▶ [ABOUT THIS TASK]: Lines in the listing below that contain the string "jednotlivé" are to be found and copied.

• • • • • • •

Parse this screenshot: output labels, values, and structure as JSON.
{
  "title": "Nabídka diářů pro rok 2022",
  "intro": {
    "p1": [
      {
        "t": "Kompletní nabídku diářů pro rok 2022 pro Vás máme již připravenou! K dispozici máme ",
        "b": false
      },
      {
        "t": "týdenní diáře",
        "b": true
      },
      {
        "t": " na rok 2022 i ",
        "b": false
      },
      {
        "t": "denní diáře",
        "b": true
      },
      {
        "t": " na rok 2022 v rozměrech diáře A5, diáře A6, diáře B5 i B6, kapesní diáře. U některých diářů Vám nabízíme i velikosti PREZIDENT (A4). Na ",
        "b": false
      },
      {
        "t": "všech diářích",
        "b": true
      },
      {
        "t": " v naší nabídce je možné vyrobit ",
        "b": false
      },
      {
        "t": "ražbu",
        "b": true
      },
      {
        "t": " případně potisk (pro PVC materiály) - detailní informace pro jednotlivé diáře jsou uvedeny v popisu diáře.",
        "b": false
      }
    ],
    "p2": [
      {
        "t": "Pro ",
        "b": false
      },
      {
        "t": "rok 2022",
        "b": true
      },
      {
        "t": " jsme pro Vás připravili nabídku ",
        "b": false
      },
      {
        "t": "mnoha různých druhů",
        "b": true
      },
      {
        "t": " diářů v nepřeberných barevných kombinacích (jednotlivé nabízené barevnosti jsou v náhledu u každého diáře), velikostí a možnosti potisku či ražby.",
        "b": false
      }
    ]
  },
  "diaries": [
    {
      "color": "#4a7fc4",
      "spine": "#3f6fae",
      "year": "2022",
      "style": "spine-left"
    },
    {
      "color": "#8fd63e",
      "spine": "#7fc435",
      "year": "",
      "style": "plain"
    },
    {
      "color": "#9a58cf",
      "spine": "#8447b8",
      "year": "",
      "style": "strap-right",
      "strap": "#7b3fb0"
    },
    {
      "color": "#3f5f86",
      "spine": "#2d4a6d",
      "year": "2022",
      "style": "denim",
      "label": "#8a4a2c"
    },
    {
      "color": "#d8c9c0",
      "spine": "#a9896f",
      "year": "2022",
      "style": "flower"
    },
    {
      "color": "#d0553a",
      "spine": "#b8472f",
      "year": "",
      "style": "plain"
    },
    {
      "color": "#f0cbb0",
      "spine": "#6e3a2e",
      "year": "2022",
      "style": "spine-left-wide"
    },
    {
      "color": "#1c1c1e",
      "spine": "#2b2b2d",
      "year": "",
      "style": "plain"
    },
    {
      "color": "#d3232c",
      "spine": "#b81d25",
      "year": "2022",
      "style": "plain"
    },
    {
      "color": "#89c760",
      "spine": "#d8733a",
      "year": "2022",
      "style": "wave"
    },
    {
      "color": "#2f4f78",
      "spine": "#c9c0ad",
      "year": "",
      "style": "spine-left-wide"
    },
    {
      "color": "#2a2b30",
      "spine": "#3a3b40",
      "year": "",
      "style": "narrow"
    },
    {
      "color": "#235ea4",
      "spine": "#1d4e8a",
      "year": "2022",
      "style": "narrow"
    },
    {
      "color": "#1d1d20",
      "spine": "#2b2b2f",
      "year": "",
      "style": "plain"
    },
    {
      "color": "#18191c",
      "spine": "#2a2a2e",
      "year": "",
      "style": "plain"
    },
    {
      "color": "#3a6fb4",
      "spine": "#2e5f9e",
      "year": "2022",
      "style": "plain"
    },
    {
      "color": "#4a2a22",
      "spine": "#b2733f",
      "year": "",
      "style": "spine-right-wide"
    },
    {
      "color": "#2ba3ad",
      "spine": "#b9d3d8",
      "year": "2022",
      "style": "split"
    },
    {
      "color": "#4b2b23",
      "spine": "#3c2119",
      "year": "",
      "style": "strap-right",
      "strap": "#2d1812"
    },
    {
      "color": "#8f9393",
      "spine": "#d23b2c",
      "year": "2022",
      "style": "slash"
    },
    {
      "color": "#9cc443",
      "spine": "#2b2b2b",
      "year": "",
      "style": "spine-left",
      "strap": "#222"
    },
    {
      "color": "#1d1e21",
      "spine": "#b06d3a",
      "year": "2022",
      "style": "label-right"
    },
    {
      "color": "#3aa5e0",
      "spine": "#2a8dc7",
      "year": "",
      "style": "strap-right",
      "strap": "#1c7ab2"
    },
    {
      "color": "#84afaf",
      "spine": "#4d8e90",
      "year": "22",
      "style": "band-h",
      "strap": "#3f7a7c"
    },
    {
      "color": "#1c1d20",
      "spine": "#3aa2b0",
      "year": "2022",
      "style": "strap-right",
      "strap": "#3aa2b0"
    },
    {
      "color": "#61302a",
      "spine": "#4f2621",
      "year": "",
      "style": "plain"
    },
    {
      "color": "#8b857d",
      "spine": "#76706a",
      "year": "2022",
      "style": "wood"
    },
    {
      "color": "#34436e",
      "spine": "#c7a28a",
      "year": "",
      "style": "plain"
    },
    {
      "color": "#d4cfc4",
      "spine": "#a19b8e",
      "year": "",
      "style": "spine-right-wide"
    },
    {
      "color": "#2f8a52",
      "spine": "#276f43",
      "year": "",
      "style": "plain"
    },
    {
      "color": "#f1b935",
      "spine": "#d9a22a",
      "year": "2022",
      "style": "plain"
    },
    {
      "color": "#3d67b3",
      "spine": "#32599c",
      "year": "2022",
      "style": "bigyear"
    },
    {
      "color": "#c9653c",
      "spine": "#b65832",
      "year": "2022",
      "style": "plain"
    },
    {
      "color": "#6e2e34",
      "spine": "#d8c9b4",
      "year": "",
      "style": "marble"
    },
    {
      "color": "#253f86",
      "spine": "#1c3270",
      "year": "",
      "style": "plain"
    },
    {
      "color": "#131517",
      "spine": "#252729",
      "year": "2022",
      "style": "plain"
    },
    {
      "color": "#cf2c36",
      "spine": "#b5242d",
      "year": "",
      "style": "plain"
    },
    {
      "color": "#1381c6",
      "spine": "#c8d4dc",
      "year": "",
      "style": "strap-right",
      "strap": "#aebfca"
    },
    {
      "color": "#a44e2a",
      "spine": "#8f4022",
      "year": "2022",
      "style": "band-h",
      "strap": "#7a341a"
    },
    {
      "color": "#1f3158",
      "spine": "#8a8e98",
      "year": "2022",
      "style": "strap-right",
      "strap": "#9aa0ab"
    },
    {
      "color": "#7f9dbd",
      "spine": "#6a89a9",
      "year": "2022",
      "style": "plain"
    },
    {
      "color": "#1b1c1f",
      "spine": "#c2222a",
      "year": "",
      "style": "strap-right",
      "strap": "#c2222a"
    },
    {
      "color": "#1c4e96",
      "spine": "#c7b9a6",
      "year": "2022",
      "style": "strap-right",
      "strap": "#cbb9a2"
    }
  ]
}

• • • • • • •

▶ [EXERCISE RESULT]:
        "t": " případně potisk (pro PVC materiály) - detailní informace pro jednotlivé diáře jsou uvedeny v popisu diáře.",
        "t": " diářů v nepřeberných barevných kombinacích (jednotlivé nabízené barevnosti jsou v náhledu u každého diáře), velikostí a možnosti potisku či ražby.",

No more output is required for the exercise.